CapEx vs. OpEx investment
Typically, investors utilize metrics such as EBITDA (Earnings Before Interest, Taxes, Depreciation and Amortization) as a way to determine the health of a business. This is because EBITDA is a rough substitute for a business’ cash generation without financing activities. Investors in the broadcasting industry see OpEx (Operational Expense – paying for services or solutions, like software, as they are used) as the ‘bad guy’ and CapEx (purchasing capital assets that are depreciated over time) as the ‘good guy’. CapEx has been traditionally relied upon to build broadcast-caliber media workflows. OpEx models that enable media companies to pay for services and solutions based on actual usage, over time, offer many advantages.
OpEx is often villainized because of the loose relationship between EBITDA and cash flow. In reality, this reputation is unearned. Imagine that you have the choice between a capital investment or a lease. With capital investment, you pay for the solution at the beginning of your investment and the cash is paid to your vendors immediately. With a lease, you can spread payments over the life of the solution, matching the cash outflow with the cash inflow from putting the solution to productive use. This immediately improves cash flow (despite lower EBITDA). OpEx-based workflow solutions can improve cash flow in the same way. For example, many of our products are only used when there is an event to cover, like a sporting event or breaking news. If you could pay for these products ONLY during the time they were in use, in some applications, pay-per-use could reduce the overall cash outflow by more than 80%!
A new approach for the next generation
Today’s TV industry includes executives from IT-based backgrounds, who could be the very people to lead the charge away from big CapEx. The promise of innovation, creativity and more productive use of resources is already spurring industry trailblazers, like video-gaming brands, such as EA Sports, who broadcast esports, to focus on OpEx-centric workflows — using cloud-based technologies and elastic compute to reduce the cost of production.
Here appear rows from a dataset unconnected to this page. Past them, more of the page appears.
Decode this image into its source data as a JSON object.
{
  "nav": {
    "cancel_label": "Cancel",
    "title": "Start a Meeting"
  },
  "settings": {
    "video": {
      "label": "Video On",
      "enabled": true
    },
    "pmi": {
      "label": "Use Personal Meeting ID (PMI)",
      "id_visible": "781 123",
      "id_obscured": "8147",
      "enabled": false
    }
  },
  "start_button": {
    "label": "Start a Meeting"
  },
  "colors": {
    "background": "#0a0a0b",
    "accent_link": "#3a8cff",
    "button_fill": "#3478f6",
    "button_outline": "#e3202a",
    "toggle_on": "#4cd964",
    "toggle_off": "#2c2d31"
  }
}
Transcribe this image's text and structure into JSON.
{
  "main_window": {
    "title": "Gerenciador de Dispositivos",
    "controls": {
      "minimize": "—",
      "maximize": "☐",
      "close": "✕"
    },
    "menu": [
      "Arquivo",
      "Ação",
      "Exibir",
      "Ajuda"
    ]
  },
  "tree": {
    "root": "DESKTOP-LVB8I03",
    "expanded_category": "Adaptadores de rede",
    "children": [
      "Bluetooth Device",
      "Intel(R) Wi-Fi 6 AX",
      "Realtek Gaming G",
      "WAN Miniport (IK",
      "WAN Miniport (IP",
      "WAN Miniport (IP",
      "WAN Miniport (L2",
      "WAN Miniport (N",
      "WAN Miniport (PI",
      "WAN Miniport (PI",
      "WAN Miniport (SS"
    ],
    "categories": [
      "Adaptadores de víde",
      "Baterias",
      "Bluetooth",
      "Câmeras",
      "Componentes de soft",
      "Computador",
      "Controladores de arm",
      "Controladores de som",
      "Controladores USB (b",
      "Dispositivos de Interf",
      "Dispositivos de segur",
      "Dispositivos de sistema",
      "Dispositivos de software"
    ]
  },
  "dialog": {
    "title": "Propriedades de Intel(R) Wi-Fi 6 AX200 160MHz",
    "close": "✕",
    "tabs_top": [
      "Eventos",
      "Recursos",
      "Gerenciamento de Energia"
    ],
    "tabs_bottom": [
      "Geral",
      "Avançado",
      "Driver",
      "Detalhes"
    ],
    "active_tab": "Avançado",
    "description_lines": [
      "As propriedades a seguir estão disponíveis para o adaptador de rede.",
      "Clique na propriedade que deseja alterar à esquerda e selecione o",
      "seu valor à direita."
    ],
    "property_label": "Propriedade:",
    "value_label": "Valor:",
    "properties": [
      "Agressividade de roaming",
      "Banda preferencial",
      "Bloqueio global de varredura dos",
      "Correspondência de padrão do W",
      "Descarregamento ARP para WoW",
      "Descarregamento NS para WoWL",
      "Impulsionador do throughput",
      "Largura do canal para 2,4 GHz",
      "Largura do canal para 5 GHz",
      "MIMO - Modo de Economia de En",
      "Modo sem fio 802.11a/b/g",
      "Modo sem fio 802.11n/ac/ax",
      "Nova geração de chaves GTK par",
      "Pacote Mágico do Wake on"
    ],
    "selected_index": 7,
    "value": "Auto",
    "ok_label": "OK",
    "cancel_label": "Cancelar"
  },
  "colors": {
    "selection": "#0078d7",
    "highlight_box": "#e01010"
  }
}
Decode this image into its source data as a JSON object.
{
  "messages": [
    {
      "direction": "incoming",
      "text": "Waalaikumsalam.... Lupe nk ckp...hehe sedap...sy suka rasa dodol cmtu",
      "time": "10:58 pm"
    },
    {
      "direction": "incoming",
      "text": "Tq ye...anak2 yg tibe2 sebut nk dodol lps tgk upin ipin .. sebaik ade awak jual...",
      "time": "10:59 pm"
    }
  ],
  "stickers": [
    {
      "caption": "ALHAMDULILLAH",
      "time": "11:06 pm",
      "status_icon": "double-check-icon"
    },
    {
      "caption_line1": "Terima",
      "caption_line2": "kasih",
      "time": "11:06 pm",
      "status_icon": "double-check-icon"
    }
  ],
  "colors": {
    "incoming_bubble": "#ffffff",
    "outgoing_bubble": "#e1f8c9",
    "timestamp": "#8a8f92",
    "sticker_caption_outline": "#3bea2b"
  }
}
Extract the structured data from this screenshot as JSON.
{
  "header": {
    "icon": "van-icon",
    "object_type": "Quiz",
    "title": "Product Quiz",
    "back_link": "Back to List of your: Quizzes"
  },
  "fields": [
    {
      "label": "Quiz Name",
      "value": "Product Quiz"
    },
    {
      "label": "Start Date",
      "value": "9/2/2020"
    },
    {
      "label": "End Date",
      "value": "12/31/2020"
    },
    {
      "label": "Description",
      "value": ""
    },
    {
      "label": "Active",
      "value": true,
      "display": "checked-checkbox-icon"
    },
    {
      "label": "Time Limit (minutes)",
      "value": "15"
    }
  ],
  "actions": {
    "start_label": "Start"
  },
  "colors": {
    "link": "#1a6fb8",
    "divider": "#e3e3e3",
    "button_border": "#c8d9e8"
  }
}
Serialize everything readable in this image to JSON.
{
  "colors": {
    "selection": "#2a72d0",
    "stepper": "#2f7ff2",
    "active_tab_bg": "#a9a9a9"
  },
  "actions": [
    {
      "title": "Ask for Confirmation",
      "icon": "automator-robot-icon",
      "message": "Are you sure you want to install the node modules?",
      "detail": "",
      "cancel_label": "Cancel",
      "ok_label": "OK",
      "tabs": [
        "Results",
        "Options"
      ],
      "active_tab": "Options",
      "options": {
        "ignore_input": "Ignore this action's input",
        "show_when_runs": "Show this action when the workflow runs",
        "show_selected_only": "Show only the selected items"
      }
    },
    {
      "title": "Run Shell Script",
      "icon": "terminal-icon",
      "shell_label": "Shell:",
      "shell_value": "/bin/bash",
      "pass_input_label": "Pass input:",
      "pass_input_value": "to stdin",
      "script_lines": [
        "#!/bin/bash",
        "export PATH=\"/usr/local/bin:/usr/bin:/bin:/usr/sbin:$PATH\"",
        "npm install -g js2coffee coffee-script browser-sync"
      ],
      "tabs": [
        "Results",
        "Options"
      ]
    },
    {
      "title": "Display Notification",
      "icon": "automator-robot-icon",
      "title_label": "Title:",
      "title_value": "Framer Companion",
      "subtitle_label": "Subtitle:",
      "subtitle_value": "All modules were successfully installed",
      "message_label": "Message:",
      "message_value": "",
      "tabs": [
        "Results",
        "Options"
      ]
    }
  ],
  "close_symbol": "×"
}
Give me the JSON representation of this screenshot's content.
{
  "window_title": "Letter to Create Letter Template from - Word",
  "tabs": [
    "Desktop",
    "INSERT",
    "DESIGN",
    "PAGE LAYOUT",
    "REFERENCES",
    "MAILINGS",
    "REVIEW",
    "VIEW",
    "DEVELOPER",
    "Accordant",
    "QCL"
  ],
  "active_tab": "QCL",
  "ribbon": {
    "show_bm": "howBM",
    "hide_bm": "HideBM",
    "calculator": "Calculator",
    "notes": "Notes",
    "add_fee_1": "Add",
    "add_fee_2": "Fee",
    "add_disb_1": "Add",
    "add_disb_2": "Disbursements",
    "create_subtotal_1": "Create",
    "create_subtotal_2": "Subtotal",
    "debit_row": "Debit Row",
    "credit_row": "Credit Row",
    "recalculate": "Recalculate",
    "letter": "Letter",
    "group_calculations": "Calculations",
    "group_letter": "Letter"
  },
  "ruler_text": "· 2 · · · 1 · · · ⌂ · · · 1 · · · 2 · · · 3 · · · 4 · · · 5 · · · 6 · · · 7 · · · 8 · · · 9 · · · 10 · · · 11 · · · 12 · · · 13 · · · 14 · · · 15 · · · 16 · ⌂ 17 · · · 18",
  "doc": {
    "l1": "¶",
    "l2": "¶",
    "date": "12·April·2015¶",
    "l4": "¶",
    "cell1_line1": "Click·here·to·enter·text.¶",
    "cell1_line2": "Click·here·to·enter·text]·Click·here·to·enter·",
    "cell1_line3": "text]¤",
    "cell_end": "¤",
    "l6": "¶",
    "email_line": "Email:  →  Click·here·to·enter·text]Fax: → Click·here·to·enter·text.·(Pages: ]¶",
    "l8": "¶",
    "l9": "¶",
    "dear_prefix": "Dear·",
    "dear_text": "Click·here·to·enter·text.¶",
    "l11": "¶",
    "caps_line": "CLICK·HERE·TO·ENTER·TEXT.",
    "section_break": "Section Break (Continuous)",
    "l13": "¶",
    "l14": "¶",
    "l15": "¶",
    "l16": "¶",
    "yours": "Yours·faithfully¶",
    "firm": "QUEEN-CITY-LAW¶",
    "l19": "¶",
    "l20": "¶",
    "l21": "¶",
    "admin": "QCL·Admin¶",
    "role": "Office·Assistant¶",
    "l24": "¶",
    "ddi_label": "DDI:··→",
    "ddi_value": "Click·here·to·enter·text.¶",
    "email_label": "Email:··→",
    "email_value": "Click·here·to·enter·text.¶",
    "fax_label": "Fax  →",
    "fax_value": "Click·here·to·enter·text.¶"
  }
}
The economic and long-term commercial advantages of OpEx are too great to let go. Eventually, I’m expecting to see an intense merge towards trading dollars of CapEx for cents of OpEx because it makes sense for broadcast businesses. One final point about pay-per-use models is that typically, these solutions are updated in real time. New features and options are being added regularly. In a CapEx model, the solutions are often static, and additional investment is required to add new features. Those that refrain from embracing OpEx-driven models, such as that formed by Grass Valley, may discover that waiting to join the party will only end up costing them more in the long run.
A new Media Universe
To enable the OpEx-driven model, we launched the GV Media Universe. This virtual broadcast ecosystem embodies our long-term mission and fundamentally aligns with where the TV industry is heading. And we are already seeing this approach working in other technology sectors – think smart devices, where Android and iOS have created integrated and connected environments.
We understand that not everyone is ready to accept a sudden switch to OpEx-based cloud technologies, so we want to ensure that all our customers have the option to leverage their existing technology investments for as long as feasible. And when they decide to shift to the cloud, we’ll ensure that everything – including hardware and all – connects and works together smoothly.
Every customer is on their own journey and the move to an OpEx-centric, cloud-driven model won’t happen overnight. Some media companies may choose different options for various parts of their unique infrastructure. We see OpEx taking a leading role over the next ten years or so, but we know that our customers won’t all be ready at the same time. Wherever broadcasters are on this journey, we can support them.
We aim to make the GV Media Universe open and comprehensive enough that innovators already in our industry and others on the horizon can integrate with whatever technologies broadcasters have invested in, empowering our customers to create and execute their own strategic vision.